- How can I increase my Australian PR points?
- Do I need to renew my Australian permanent residency visa?
- How do I check my PR status?
- Can PR withdraw all CPF?
- Can permanent residency be Cancelled?
- How do I cancel my PR status?
- Can I lose my Australian permanent residency?
- How long can a permanent resident stay out of Australia?
- Can a sponsor cancel PR?
- Why getting PR in Australia is difficult?
- How can I maintain my Australian permanent residency?
- Can I surrender my citizenship?
How can I increase my Australian PR points?
Additional Ways to Gain PointsReceive a Nomination from a State or Territory.
Sit an English Test.
Obtain Australian Work Experience.
Become an Accredited Translator.
Do I need to renew my Australian permanent residency visa?
Even though you are holding on to a PR in Australia, there is still a validity period for the visa. Your PR is issue for a period of 5 years but you are required to stay 2 years (730 days) the 5 years to be eligible for renewals. You must always renew your PR on time before it expires.
How do I check my PR status?
There are three different routes to check up on the status of your application with Immigration, Refugees and Citizenship Canada (IRCC, formerly CIC). The first option is to call IRCC at 1-888-242-2100. The second option is to use IRCC’s e-Client Application Status online tool at IRCC’s website.
Can PR withdraw all CPF?
If you plan to leave Singapore and West Malaysia for good and wish to renounce your citizenship or PR status, you can withdraw all your CPF savings. … These constitute special grounds under which your CPF monies can be withdrawn in full, apart from the typical withdrawals from the age of 55.
Can permanent residency be Cancelled?
The answer to this question is simply yes. All kind of visas including Permanent visas can be cancelled by department of Immigration and Border protection (DIBP). … Visa Cancellation can be avoided or revoked after it got cancelled.
How do I cancel my PR status?
For enquiries on cancelling your permanent resident status, please contact the Immigration & Checkpoints Authority (ICA) at 6391 6100 or email them.
Can I lose my Australian permanent residency?
If you have a permanent residency, you can stay in Australia indefinitely as long as you never leave. The 5 year or 1 year expiry dates are for your authority to travel or remain outside Australia while still maintaining your status as a permanent resident. … A permanent resident could stay onshore in Australia forever.
How long can a permanent resident stay out of Australia?

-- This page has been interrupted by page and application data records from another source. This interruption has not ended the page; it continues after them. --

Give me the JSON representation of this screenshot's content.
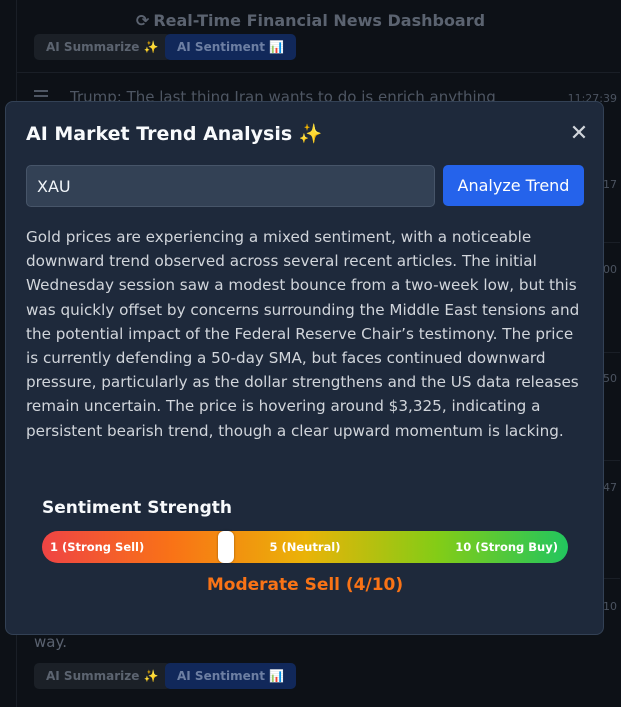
{
  "background": {
    "header_icon": "refresh-icon",
    "header_title": "Real-Time Financial News Dashboard",
    "summarize_label": "AI Summarize ✨",
    "sentiment_label": "AI Sentiment 📊",
    "headline": "Trump: The last thing Iran wants to do is enrich anything",
    "times": [
      "11:27:39",
      "17",
      "00",
      "50",
      "47",
      "10"
    ],
    "tail_text": "way."
  },
  "modal": {
    "title": "AI Market Trend Analysis ✨",
    "close_label": "✕",
    "ticker_value": "XAU",
    "analyze_label": "Analyze Trend",
    "analysis": "Gold prices are experiencing a mixed sentiment, with a noticeable downward trend observed across several recent articles. The initial Wednesday session saw a modest bounce from a two-week low, but this was quickly offset by concerns surrounding the Middle East tensions and the potential impact of the Federal Reserve Chair’s testimony. The price is currently defending a 50-day SMA, but faces continued downward pressure, particularly as the dollar strengthens and the US data releases remain uncertain. The price is hovering around $3,325, indicating a persistent bearish trend, though a clear upward momentum is lacking.",
    "sentiment": {
      "title": "Sentiment Strength",
      "min_label": "1 (Strong Sell)",
      "mid_label": "5 (Neutral)",
      "max_label": "10 (Strong Buy)",
      "score": 4,
      "scale_min": 1,
      "scale_max": 10,
      "verdict": "Moderate Sell (4/10)",
      "verdict_color": "#f97316"
    }
  }
}
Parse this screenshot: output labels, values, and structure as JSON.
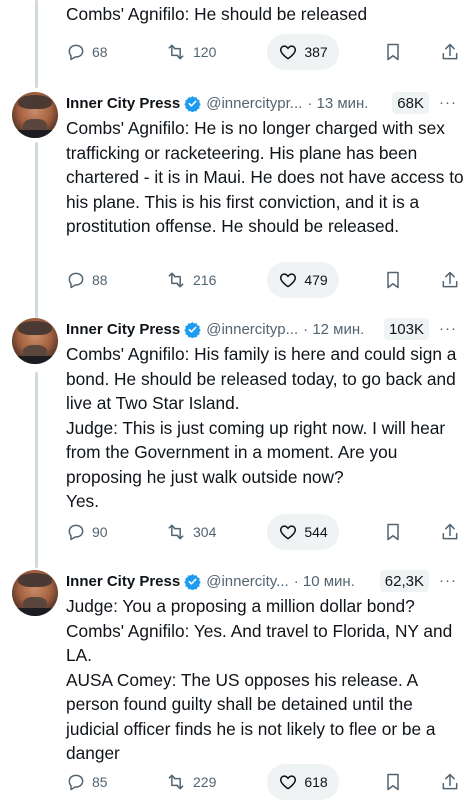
{
  "top": {
    "text": "Combs' Agnifilo: He should be released",
    "replies": "68",
    "retweets": "120",
    "likes": "387"
  },
  "tweets": [
    {
      "name": "Inner City Press",
      "handle": "@innercitypr...",
      "time": "· 13 мин.",
      "views": "68K",
      "lines": [
        "Combs' Agnifilo: He is no longer charged with sex trafficking or racketeering. His plane has been chartered - it is in Maui. He does not have access to his plane. This is his first conviction, and it is a prostitution offense. He should be released."
      ],
      "replies": "88",
      "retweets": "216",
      "likes": "479"
    },
    {
      "name": "Inner City Press",
      "handle": "@innercityp...",
      "time": "· 12 мин.",
      "views": "103K",
      "lines": [
        "Combs' Agnifilo: His family is here and could sign a bond. He should be released today, to go back and live at Two Star Island.",
        "Judge: This is just coming up right now. I will hear from the Government in a moment. Are you proposing he just walk outside now?",
        "Yes."
      ],
      "replies": "90",
      "retweets": "304",
      "likes": "544"
    },
    {
      "name": "Inner City Press",
      "handle": "@innercity...",
      "time": "· 10 мин.",
      "views": "62,3K",
      "lines": [
        "Judge: You a proposing a million dollar bond?",
        "Combs' Agnifilo: Yes. And travel to Florida, NY and LA.",
        "AUSA Comey: The US opposes his release. A person  found guilty shall be detained until the judicial officer finds he is not likely to flee or be a danger"
      ],
      "replies": "85",
      "retweets": "229",
      "likes": "618"
    }
  ],
  "more_label": "···",
  "colors": {
    "text": "#0f1419",
    "muted": "#536471",
    "verified": "#1d9bf0",
    "pill": "#eff3f4",
    "line": "#cfd9de"
  }
}
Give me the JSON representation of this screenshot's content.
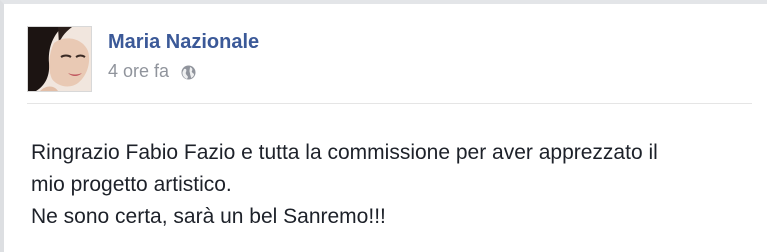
{
  "post": {
    "author": "Maria Nazionale",
    "timestamp": "4 ore fa",
    "privacy_icon": "globe-icon",
    "lines": [
      "Ringrazio Fabio Fazio e tutta la commissione per aver apprezzato il",
      "mio progetto artistico.",
      "Ne sono certa, sarà un bel Sanremo!!!"
    ]
  },
  "colors": {
    "author_link": "#3b5998",
    "meta_text": "#90949c",
    "body_text": "#1d2129"
  }
}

5 yearsWhen you are granted a permanent visa, you are usually permitted a 5-year travel facility. This means you can leave and re-enter Australia as many times as you like in the 5 years from the date your permanent visa was granted, as long as your visa remains valid. After 5 years, your travel facility expires.
Can a sponsor cancel PR?

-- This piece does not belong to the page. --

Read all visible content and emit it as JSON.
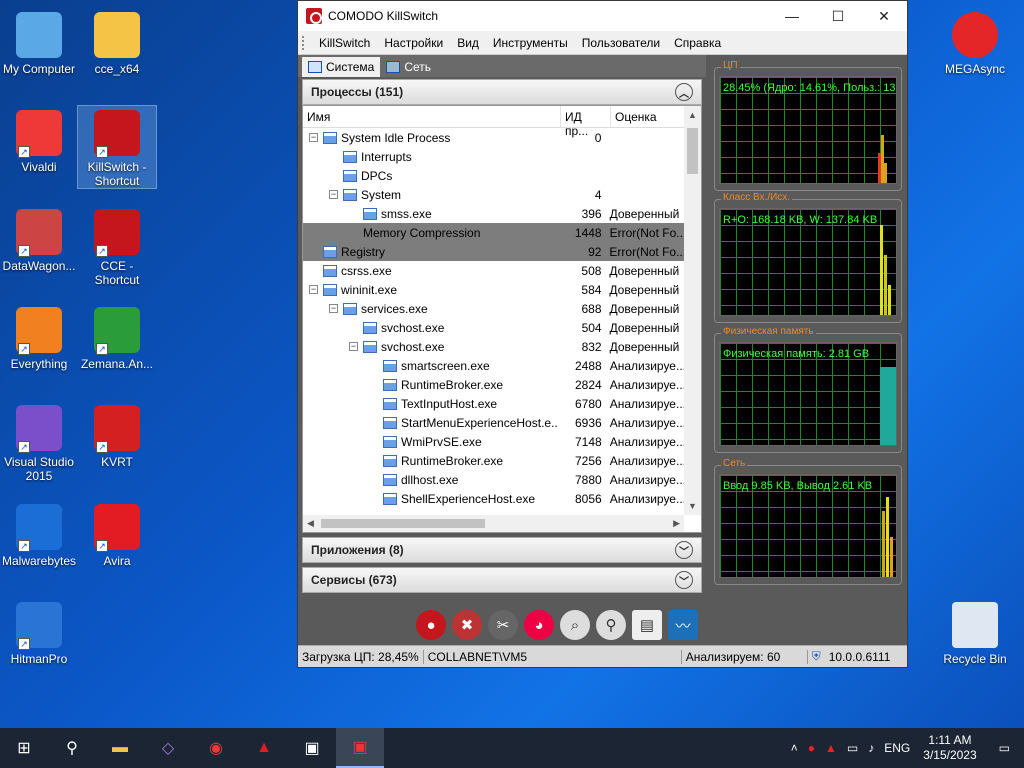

If you are a permanent resident and you are being sponsored by your partner, your permanent resident status is not affected if the sponsorship breaks down. Your sponsor cannot withdraw the sponsorship at this point. The government cannot remove you just because you leave your sponsor.
Why getting PR in Australia is difficult?
Experts have noticed that getting a PR in Australia has got a little tight. This change is mainly due to the recent changes to the immigration policy of Australia. In 2018-19, Australia granted the lowest PR visas in a decade, with 160,023 under the ceiling of 190,000 under the Permanent Migration Program.
How can I maintain my Australian permanent residency?
Ensuring that you spend at least 2 years in Australia out of each 5 year period is the best way to maintain your permanent residence in Australia. This way, you will obtain a 5-year travel facility and are not subject to any discretionary requirements (eg close ties to Australia or compelling reasons for absence).
Can I surrender my citizenship?
A person wishing to renounce his or her U.S. citizenship must voluntarily and with intent to relinquish U.S. citizenship: appear in person before a U.S. consular or diplomatic officer, in a foreign country at a U.S. Embassy or Consulate; and. sign an oath of renunciation.